If done with adequate time to spare, academic research is like cruising down the highway, taking in everything you come across and following any path that interests you.
If done at the last minute, academic research is like waking up late before a very important meeting—grabbing a coffee in one hand, a toothbrush in the other, while wondering if your shirt is on inside-out.
I’ve been on both sides of this scenario, and I can safely say I prefer the former.
Here are a couple of tricks I've picked up over the years that can help optimize your research process and ensure you start each assignment with a stable foundation. After all, research can be an exciting and unfettered roadtrip, where you’re in the driver’s seat to explore your own interests!
Plan your travels with a research itinerary
While researching, it’s easy to get sidetracked and travel down rabbit holes that have nothing to do with your area of focus. Sometimes, I even catch myself procrastinating the writing process by prolonging my reading! So, plot an itinerary for yourself. It doesn’t need to be too rigid but make a note of the information you’re looking for, and the number of sources you need.
Also, have an idea of the search points or databases where you’ll conduct your research. During my undergrad days, I typically kept 3 tabs open during the research process: UBC Summon (the UBC Library search engine), Google Scholar, and a Word document to take notes on. This way, I avoided wandering through the Internet looking for relevant content and inevitably ending up somewhere unproductive.
Lastly, I'd recommend downloading the Library Access browser extension. It automatically detects when you're on a website containing content the Library subscribes to, and grants you access to that content—without directing you to the Library website first.
Overall, a research itinerary will streamline the process and minimize potential distractions!
Be search savvy
When it comes time to start locating information, it’s helpful to employ effective search queries. Think of keywords that relate to your topic and include them in your searches. The more relevant your searches, the more relevant the results.
For example, if you’re writing a paper on soil erosion and slope stability in the Andes, break your search into the composite parts. Start by searching “soil erosion in the Andes” and then try “slope stability in the Andes.” If your searches are too specific, you run the risk of missing applicable sources.
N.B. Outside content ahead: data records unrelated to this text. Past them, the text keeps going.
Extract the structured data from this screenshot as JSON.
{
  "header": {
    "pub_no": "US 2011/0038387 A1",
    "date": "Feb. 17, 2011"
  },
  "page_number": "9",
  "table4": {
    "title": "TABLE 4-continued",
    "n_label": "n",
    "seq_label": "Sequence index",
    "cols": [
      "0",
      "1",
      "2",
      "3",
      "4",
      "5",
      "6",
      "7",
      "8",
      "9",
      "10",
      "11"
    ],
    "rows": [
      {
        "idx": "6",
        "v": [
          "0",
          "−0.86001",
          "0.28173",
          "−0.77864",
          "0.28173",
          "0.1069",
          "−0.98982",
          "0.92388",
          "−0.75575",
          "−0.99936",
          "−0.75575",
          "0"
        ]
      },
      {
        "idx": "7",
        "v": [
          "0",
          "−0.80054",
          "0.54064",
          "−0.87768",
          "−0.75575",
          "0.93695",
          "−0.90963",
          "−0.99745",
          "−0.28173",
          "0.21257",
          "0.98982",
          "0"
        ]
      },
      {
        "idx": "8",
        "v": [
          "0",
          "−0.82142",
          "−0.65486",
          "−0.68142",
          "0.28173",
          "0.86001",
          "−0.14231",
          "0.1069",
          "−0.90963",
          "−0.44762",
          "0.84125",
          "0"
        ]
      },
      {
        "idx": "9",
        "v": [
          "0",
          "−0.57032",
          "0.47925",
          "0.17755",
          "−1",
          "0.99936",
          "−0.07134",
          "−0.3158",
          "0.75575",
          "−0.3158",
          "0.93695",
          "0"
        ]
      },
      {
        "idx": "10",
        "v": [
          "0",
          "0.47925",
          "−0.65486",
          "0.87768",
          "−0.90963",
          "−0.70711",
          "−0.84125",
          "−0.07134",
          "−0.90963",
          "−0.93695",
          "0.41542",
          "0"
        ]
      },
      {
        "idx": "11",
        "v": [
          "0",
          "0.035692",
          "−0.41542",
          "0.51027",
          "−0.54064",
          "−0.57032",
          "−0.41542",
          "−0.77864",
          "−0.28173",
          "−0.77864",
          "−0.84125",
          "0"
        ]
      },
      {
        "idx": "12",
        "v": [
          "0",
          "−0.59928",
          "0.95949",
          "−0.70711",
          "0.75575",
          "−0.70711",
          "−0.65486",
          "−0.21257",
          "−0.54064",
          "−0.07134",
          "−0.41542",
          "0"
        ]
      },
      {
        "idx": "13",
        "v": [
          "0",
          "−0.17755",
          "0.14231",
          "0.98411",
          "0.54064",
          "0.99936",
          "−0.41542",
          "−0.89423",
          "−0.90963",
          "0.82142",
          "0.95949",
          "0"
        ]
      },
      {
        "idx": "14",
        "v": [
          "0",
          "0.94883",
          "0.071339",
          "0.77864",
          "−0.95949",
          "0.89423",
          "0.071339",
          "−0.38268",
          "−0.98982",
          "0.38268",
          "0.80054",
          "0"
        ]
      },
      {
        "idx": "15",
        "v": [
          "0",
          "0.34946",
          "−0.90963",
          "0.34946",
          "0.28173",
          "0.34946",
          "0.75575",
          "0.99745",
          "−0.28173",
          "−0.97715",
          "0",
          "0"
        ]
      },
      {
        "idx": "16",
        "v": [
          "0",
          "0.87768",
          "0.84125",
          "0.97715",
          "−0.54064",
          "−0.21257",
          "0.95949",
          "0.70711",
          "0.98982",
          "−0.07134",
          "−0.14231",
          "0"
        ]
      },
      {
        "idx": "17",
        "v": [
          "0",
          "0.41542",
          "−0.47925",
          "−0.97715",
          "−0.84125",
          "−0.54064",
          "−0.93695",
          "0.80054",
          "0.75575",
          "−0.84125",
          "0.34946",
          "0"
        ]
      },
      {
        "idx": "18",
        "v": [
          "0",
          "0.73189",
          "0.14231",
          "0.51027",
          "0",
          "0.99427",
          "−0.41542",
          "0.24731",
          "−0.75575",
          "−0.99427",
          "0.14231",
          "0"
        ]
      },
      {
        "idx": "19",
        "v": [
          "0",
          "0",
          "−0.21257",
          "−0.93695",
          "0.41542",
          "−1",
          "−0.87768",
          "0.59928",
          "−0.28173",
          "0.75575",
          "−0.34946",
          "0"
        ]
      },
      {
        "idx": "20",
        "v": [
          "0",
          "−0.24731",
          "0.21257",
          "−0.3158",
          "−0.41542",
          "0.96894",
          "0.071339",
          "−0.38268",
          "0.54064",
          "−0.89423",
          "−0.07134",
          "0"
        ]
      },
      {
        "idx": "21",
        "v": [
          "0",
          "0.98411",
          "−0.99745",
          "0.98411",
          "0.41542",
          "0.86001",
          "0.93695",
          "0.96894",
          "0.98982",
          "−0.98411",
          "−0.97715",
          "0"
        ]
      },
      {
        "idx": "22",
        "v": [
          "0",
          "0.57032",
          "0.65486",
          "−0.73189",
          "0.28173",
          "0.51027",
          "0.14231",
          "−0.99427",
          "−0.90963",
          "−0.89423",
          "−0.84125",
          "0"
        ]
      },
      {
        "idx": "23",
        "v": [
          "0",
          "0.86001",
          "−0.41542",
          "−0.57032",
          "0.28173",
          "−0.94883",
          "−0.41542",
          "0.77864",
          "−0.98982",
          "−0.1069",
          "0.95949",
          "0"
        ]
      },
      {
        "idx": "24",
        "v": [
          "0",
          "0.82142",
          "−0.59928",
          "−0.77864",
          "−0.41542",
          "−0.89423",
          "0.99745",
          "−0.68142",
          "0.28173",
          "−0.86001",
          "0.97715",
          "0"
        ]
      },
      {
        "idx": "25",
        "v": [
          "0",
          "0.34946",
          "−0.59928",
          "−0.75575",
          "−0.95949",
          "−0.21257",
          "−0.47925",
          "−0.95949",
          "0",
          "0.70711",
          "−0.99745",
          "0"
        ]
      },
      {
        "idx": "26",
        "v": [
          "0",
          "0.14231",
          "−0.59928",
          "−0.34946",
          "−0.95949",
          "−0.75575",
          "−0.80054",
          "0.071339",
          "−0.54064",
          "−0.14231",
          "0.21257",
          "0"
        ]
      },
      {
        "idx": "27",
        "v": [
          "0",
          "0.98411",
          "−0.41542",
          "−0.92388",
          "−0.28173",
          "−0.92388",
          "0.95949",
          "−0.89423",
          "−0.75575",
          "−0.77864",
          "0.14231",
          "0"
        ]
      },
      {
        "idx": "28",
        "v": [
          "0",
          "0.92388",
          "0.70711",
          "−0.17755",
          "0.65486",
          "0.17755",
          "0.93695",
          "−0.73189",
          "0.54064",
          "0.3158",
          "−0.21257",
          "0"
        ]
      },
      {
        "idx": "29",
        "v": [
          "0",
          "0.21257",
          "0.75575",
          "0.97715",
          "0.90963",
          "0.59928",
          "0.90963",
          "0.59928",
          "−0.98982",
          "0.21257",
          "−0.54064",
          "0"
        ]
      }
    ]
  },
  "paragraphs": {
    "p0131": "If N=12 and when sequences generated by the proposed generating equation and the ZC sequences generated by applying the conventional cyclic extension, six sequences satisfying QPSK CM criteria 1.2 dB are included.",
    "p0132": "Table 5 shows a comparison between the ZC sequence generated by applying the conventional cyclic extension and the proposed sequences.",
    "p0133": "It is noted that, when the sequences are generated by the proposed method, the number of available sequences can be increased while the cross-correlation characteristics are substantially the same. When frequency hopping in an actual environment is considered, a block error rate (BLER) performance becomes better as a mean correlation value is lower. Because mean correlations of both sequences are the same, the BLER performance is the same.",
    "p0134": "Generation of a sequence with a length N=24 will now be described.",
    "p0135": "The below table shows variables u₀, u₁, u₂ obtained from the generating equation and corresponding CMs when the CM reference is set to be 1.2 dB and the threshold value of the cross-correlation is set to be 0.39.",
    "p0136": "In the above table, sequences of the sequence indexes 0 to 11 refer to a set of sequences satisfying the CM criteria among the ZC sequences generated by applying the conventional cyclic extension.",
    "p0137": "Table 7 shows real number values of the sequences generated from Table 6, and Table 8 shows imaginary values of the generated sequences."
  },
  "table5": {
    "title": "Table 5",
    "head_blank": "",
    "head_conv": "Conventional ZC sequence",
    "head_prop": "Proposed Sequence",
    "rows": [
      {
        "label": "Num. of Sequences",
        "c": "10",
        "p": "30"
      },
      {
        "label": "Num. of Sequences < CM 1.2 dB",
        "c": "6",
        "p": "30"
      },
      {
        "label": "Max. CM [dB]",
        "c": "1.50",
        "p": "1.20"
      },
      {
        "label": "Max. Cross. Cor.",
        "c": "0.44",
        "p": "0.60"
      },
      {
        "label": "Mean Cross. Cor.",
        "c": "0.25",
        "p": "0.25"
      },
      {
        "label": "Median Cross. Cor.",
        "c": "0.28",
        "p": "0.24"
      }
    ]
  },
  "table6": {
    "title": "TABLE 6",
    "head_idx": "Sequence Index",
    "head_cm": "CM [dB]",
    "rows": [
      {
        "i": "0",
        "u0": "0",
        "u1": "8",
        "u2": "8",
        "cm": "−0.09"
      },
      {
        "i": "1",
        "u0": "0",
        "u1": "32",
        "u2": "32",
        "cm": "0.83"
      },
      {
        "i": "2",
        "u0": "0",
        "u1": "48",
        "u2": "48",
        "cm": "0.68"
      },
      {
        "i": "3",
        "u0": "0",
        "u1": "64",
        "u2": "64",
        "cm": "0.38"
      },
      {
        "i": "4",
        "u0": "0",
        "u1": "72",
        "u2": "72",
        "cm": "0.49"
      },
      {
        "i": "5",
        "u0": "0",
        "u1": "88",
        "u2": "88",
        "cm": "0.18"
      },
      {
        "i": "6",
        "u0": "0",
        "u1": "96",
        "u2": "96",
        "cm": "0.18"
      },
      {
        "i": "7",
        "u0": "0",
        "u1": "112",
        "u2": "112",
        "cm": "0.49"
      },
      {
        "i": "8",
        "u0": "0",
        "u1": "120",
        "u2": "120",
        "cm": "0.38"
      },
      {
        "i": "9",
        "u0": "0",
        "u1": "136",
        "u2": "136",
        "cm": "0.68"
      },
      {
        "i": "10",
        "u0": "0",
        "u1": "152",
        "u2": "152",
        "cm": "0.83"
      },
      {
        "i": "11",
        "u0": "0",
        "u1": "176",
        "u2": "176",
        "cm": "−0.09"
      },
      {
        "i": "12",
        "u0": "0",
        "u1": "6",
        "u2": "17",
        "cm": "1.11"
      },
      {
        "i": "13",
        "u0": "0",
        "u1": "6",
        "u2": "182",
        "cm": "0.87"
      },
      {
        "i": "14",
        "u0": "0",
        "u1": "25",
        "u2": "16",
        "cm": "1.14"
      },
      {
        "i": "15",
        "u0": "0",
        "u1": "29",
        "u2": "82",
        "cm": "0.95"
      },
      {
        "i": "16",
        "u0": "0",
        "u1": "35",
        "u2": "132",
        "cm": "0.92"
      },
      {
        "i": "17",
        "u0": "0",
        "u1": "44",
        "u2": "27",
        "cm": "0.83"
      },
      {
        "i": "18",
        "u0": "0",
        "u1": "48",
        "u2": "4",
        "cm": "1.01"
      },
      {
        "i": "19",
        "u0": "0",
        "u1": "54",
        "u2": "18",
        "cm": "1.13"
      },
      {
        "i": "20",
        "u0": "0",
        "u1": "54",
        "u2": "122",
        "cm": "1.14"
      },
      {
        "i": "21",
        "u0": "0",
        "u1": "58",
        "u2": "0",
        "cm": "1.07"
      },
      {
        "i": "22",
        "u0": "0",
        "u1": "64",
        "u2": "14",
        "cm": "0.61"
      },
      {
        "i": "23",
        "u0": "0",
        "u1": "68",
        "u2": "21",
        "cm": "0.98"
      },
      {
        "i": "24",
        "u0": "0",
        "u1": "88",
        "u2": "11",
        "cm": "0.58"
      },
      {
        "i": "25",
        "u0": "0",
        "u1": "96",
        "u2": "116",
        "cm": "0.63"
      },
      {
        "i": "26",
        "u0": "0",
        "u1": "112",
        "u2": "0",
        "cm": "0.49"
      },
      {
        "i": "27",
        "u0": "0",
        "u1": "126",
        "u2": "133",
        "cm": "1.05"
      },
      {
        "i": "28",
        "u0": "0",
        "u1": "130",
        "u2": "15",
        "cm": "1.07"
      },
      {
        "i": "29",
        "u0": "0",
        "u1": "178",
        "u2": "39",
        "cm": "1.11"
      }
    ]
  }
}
By searching savvily, you’ll avoid informational scavenger hunts and get right to the prize!
Start low, go high
Nobody starts off as an expert in any subject. Rather, they study, research, and read, all the while slowly building a body of knowledge. Given this, it's beneficial to start researching with sources that will be effective based on one’s level of knowledge—I can’t crack open a book on advanced thermodynamics and expect to understand how rockets work!
Start with encyclopedias (even Wikipedia) that cater to a larger audience, and slowly work up to more advanced material. In doing so, you lower the risk of feeling overwhelmed by jumping right into complex material. It’s also useful for your own writing to see how a subject can be presented to a variety of audiences. Just be mindful of using sources that are up to date.
Start broad, go narrow
As one of my favourite books, Portuguese Irregular Verbs, demonstrates, academia can get really, really specific. There are innumerable ways you can take your research; however, it’s important to start with a broad knowledge base on your chosen subject. You need to have an understanding of the whole, before you can focus in on one part.
As you begin to research your topic, zoom the focus outwards. If you’re writing a paper about, say, the flowers of the Ferocactus robustus, start by looking into cacti more generally. Once you have a knowledge base, hone in your inquiry to the Ferocactus genus, and continue until you are looking into your chosen topic specifically.
Through this process, you’ll be able to contextualize your knowledge and draw comparisons that might not be possible if you focus exclusively on a minute topic!
Research now, write later
Here's a terrifying scenario: you’re halfway through writing a paper and come across research that completely refutes your argument. Or conversely, you find a fascinating topic you could have written about, but it’s too late to change now.
To avoid either scenario, complete the bulk of your research before you begin writing—have a firm idea of what you want to claim, and the sources you’ll rely upon. This will improve the overall consistency and clarity of your work, while preventing headaches later on. After all, it’s easier to change the layout of a home when you’re planning a foundation rather than when you’re building the walls.
Everyone has their own strategies to maximize their research process, and these are just a few suggestions that have worked for me. Whichever way you go about it, a well-executed process saves you time in the long run, and leads to a stronger project overall.
That being said, sometimes it’s just not possible to have extra time for a slow and thorough review of the literature. If your research period is just a few short hours the night before a paper is due, remember to keep your sources reputable and well-cited!
If you’re looking for some more assistance for all your academic needs, try AskAway. This awesome online chat resource allows users to ask real librarians questions in real time! If you prefer to ask questions face to face, you can email any of UBC's subject matter librarians to schedule an appointment.
So, get cruising on the path to a great project with some solid research!